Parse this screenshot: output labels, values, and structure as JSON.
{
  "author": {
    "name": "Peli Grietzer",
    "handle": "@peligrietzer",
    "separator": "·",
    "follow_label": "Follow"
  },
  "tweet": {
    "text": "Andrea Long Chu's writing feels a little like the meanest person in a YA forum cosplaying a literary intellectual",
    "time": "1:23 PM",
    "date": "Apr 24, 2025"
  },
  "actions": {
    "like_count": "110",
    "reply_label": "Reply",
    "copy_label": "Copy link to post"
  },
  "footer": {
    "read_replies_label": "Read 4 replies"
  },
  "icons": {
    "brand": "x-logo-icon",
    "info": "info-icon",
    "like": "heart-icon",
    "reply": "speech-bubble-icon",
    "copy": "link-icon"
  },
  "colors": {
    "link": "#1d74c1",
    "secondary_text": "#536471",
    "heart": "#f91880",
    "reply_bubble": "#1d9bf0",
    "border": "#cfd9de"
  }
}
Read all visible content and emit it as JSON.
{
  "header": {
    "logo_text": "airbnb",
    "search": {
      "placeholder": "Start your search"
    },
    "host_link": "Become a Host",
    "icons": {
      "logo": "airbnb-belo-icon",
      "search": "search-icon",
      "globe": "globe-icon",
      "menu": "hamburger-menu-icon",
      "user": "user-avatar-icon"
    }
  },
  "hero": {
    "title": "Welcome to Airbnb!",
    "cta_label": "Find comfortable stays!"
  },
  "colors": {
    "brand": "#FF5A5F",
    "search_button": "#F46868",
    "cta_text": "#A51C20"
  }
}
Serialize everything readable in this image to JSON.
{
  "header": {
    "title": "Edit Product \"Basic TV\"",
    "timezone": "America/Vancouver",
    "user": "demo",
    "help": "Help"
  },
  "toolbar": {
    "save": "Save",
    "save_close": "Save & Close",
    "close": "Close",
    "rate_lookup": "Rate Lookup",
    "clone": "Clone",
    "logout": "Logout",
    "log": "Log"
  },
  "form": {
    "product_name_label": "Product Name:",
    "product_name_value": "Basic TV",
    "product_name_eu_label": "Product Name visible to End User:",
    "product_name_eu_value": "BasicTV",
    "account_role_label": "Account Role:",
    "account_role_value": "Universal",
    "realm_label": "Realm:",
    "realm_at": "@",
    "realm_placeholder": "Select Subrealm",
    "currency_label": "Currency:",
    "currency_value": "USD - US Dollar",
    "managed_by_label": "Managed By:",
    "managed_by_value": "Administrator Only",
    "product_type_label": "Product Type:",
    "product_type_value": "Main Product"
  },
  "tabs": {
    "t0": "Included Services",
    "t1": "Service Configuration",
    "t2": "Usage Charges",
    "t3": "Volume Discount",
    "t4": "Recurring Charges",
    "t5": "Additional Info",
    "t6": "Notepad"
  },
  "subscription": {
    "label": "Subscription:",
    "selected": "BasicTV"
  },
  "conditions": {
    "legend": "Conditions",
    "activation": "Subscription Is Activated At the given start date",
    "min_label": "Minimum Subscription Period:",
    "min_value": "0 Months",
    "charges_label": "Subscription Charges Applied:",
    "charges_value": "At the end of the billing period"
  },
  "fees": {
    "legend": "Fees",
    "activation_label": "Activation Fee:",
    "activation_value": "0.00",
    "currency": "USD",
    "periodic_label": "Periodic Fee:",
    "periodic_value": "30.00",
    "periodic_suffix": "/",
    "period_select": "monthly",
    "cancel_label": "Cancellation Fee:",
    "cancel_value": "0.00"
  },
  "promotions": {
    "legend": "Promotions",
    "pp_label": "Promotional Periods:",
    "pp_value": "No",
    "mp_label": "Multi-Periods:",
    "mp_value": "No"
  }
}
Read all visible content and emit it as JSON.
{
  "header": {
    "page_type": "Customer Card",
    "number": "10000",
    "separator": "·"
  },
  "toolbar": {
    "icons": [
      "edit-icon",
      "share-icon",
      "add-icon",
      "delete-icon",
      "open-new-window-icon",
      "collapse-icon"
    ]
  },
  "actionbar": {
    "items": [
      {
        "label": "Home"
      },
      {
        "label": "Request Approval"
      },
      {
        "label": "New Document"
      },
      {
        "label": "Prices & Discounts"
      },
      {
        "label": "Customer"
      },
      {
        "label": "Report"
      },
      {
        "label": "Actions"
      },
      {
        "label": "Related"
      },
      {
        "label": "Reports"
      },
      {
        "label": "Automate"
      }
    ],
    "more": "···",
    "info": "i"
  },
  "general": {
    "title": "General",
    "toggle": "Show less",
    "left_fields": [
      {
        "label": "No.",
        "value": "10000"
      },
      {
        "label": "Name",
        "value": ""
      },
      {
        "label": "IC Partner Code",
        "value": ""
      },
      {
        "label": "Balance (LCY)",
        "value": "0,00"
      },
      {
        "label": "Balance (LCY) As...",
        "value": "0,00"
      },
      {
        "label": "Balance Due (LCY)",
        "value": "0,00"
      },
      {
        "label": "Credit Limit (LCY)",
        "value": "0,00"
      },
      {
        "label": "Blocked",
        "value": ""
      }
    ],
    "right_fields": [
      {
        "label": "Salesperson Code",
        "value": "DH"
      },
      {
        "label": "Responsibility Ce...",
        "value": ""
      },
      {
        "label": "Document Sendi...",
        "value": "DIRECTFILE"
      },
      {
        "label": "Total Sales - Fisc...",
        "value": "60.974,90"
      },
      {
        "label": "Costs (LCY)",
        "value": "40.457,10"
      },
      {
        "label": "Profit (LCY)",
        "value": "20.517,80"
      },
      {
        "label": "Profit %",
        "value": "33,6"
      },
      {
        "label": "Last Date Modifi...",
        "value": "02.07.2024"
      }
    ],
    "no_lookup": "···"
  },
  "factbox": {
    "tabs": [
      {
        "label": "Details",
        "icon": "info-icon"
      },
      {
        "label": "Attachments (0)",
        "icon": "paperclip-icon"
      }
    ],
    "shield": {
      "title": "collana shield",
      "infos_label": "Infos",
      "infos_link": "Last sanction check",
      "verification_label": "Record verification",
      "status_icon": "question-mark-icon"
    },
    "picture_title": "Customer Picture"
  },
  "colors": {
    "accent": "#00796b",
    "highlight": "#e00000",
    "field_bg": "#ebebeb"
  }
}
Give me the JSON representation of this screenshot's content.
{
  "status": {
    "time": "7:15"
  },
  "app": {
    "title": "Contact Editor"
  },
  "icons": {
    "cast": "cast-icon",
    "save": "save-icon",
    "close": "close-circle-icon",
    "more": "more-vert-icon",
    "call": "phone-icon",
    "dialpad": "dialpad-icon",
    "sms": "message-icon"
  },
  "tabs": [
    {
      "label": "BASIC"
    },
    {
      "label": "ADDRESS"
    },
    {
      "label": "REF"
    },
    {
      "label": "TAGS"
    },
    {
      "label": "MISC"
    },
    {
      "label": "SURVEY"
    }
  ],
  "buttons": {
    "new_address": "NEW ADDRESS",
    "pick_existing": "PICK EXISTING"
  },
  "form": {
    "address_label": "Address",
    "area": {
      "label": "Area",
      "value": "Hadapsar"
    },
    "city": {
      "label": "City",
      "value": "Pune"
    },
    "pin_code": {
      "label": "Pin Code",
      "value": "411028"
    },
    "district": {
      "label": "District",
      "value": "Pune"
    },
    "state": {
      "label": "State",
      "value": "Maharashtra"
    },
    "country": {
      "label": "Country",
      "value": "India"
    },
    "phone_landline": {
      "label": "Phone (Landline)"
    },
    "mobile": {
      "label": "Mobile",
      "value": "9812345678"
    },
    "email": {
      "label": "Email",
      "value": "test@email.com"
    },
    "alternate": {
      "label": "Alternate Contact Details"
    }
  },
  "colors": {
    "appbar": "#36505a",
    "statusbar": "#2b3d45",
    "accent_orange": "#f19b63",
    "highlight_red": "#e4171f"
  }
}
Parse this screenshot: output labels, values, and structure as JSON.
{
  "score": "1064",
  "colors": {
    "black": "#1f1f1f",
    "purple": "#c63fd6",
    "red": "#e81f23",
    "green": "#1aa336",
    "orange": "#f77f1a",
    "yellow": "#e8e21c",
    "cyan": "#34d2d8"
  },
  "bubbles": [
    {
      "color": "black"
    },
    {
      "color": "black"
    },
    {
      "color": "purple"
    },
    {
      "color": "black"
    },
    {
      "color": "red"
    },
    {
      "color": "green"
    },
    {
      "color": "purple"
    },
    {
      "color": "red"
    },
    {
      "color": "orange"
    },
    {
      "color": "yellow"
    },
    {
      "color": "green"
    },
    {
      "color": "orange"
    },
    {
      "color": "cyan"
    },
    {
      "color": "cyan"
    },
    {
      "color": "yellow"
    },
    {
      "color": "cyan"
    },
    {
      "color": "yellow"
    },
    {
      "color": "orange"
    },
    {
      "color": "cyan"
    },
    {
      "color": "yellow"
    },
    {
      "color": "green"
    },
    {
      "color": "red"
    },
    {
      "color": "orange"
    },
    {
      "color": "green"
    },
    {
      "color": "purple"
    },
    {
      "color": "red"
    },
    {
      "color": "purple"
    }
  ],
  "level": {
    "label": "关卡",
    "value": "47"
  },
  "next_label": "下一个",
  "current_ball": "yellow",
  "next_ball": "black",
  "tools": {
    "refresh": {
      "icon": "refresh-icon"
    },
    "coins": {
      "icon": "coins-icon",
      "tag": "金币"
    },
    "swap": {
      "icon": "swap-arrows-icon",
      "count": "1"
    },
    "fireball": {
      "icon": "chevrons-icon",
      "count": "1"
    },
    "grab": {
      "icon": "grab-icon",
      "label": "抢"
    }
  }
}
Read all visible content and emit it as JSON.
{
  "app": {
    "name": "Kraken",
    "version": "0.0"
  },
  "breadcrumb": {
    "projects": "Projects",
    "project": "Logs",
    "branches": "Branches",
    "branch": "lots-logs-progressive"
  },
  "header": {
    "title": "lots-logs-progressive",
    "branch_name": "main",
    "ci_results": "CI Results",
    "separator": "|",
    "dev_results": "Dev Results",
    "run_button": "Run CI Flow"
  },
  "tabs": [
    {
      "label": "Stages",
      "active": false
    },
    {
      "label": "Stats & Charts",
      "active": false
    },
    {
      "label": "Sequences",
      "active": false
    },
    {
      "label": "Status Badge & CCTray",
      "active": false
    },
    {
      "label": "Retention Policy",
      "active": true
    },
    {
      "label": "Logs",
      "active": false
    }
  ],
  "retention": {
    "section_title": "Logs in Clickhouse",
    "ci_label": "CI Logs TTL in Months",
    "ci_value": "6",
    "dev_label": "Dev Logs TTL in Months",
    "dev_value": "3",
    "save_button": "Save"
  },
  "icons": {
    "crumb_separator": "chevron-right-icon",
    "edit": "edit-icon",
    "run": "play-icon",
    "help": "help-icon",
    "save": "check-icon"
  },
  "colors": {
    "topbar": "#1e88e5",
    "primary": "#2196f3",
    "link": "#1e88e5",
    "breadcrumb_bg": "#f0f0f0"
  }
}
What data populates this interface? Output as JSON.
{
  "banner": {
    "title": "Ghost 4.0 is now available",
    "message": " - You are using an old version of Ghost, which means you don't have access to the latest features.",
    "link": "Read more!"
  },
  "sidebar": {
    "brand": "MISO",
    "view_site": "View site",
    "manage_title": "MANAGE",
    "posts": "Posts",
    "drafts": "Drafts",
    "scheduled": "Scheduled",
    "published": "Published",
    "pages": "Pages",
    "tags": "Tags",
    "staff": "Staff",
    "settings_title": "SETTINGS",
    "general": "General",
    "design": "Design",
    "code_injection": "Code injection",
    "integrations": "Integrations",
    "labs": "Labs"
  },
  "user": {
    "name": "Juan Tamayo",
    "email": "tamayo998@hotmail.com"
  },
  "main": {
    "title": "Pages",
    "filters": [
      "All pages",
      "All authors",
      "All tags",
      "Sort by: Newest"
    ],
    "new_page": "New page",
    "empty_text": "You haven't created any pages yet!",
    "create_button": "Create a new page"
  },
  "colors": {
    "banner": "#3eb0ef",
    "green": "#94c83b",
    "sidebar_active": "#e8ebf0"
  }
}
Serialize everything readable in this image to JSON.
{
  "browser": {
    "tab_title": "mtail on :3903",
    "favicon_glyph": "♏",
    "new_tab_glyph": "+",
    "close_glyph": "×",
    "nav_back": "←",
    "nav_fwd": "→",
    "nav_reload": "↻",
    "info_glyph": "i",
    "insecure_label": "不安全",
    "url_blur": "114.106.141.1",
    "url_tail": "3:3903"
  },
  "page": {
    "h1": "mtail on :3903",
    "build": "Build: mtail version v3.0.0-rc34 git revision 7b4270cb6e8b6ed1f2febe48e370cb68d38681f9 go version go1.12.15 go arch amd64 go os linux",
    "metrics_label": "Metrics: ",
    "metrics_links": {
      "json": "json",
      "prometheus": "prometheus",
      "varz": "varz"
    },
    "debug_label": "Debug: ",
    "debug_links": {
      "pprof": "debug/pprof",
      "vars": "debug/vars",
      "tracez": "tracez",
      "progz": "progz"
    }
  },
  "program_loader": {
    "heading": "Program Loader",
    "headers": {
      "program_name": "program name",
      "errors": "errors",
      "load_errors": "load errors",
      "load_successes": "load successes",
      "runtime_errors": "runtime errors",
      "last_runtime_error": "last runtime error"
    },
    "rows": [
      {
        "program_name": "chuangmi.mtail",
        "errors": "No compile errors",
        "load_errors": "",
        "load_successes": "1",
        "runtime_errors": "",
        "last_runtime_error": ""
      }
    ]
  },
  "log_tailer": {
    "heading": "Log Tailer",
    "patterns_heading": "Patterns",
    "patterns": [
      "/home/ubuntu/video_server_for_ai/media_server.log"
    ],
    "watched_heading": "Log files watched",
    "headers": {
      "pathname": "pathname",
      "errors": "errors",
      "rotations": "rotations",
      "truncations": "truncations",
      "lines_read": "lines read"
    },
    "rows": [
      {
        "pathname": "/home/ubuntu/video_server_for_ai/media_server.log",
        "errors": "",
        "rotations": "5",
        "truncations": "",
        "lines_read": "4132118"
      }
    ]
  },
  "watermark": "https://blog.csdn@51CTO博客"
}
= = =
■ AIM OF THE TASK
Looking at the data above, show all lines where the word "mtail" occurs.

■ EXERCISE OUTPUT
    "tab_title": "mtail on :3903",
    "h1": "mtail on :3903",
    "build": "Build: mtail version v3.0.0-rc34 git revision 7b4270cb6e8b6ed1f2febe48e370cb68d38681f9 go version go1.12.15 go arch amd64 go os linux",
        "program_name": "chuangmi.mtail",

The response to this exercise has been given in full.